Intel launched its Optane Memory – which acts as a small turbocharging cache for a traditional hard disk for an SSD-like speed boost – earlier this week, but a caveat we were unaware of has emerged: the product won’t work with low-end Kaby Lake processors.

As we reported previously, the base requirements for Optane Memory is an M.2 storage slot (which the memory stick plugs into), an Intel 200 series chipset motherboard, and a Kaby Lake (seventh-generation) CPU.

However, as Tech Report spotted, the official list of requirements on Intel’s Optane website stipulates that users must have a Core i3, i5 or i7 Kaby Lake processor.

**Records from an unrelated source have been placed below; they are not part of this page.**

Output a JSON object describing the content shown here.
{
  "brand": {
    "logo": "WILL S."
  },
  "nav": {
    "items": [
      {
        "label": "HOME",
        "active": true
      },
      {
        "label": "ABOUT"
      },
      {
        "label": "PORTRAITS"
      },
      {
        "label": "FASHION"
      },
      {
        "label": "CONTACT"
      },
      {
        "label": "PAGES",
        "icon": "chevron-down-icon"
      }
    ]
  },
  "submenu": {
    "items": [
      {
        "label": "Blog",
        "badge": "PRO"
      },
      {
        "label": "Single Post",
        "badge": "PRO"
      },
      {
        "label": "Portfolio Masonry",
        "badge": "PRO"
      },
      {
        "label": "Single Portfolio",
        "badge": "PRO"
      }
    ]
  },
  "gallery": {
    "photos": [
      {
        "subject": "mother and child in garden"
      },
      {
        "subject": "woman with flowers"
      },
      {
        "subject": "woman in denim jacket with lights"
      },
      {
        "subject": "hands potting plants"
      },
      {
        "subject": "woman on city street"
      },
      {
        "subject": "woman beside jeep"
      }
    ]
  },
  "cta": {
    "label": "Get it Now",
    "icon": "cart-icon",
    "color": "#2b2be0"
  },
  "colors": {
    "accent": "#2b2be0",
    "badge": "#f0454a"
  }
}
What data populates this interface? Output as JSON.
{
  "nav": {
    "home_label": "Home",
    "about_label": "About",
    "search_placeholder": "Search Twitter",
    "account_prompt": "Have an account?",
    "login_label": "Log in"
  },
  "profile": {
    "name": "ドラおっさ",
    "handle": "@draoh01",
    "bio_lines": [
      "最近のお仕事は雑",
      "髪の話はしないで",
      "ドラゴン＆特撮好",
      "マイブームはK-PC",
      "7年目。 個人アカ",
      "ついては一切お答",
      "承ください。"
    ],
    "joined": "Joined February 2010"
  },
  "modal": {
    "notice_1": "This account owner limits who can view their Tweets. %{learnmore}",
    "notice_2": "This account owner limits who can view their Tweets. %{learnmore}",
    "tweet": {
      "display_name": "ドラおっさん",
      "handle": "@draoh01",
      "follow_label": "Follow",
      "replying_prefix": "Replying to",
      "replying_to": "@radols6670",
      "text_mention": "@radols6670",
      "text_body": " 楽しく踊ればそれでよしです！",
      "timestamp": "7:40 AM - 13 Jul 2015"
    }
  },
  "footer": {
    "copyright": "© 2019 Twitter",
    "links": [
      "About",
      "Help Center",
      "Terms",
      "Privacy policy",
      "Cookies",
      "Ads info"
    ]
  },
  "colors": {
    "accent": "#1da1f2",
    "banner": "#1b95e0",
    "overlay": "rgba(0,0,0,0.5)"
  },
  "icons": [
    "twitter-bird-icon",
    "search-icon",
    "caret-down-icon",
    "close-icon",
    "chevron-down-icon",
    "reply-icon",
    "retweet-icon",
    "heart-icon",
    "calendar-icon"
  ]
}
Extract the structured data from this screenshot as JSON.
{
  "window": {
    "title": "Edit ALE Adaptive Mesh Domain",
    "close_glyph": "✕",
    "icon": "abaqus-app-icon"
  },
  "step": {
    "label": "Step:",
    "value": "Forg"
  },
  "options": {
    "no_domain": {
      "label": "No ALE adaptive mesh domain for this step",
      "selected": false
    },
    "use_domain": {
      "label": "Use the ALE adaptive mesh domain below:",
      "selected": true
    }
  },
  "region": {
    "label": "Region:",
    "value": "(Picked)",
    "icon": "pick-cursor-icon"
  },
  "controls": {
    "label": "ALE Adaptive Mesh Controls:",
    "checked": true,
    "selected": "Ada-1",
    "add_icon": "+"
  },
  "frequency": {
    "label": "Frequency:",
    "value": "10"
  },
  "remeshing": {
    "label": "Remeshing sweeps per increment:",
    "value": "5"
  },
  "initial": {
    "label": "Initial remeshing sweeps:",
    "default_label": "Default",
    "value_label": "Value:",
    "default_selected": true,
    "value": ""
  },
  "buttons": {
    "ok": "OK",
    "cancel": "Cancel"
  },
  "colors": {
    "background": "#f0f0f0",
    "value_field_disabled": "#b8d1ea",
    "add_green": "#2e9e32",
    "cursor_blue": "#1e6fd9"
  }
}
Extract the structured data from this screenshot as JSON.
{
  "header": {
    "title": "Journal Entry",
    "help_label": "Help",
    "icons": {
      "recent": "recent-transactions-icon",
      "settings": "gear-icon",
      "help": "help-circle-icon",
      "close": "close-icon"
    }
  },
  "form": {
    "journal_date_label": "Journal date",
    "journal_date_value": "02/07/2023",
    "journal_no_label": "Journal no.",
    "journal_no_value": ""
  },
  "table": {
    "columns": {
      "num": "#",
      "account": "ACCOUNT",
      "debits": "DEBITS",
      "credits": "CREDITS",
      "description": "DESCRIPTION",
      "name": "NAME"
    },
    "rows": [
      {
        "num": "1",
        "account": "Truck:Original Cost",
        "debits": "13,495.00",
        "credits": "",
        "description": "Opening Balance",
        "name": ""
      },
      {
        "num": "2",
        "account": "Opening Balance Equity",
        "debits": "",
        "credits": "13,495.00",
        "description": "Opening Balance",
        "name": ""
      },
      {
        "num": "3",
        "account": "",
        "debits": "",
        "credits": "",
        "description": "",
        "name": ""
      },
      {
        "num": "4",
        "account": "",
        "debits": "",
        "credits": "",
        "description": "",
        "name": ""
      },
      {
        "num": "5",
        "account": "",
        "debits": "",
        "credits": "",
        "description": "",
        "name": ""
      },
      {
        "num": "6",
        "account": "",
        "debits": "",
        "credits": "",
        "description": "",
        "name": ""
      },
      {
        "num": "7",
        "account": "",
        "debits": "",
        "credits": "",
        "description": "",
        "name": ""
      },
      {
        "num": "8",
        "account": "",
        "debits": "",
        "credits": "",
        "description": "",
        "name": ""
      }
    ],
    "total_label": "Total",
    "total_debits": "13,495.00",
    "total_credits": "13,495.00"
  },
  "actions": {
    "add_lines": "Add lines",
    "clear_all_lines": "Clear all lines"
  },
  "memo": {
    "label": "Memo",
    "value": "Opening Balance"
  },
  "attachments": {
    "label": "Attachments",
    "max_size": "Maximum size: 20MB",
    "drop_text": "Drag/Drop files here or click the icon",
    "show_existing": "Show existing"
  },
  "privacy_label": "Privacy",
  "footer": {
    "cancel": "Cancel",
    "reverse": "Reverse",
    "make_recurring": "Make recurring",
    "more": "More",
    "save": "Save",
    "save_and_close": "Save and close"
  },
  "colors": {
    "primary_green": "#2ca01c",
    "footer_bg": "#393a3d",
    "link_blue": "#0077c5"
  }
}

That’s an important distinction, because it leaves non-Core family CPUs out in the cold, even if they are the latest seventh-generation. This means Pentium and Celeron models, and on the laptop front the Core Y-series (which were referred to as Core M pre-Kaby Lake), isn’t supported by Optane either.

Pentium problems

Clearly, then, if you’re building a budget PC, and were thinking of boosting a large hard drive’s speed with 16GB of Optane Memory, this is an issue to bear in mind.

For those building from scratch, a truly budget Pentium processor, that doesn't cost much more than £50 (around $60, AU$80), won’t work with Optane, and if you want speedier boot times and system performance, you’ll have to take the traditional route of a small separate SSD to go alongside that big hard drive.

That said, a base Core i3 isn’t exactly expensive, either – you can pick one up for just over £110 (around $135, AU$180) at the time of writing. But sometimes, with extremely tight budget builds, every pound (or dollar) counts.

The other point to bear in mind is that those who own a PC with an existing Kaby Lake Celeron or Pentium processor won’t be able to do a quick Optane upgrade to supercharge their large spinning hard disk. Not unless they upgrade the CPU as well, and that really isn’t going to be economical compared to simply plugging in an SSD.

Of course, we’re assuming here that when Intel says ‘requirements’ for Optane, these are hard requirements, as opposed to a lack of official support which might mean that Optane could still work with these budget CPUs (even if it’s something Intel doesn’t recommend). From what we can see here though, that isn’t the case.

Via: Digital Trends

Darren is a freelancer writing news and features for TechRadar (and occasionally T3) across a broad range of computing topics including CPUs, GPUs, various other hardware, VPNs, antivirus and more. He has written about tech for the best part of three decades, and writes books in his spare time (his debut novel - 'I Know What You Did Last Supper' - was published by Hachette UK in 2013).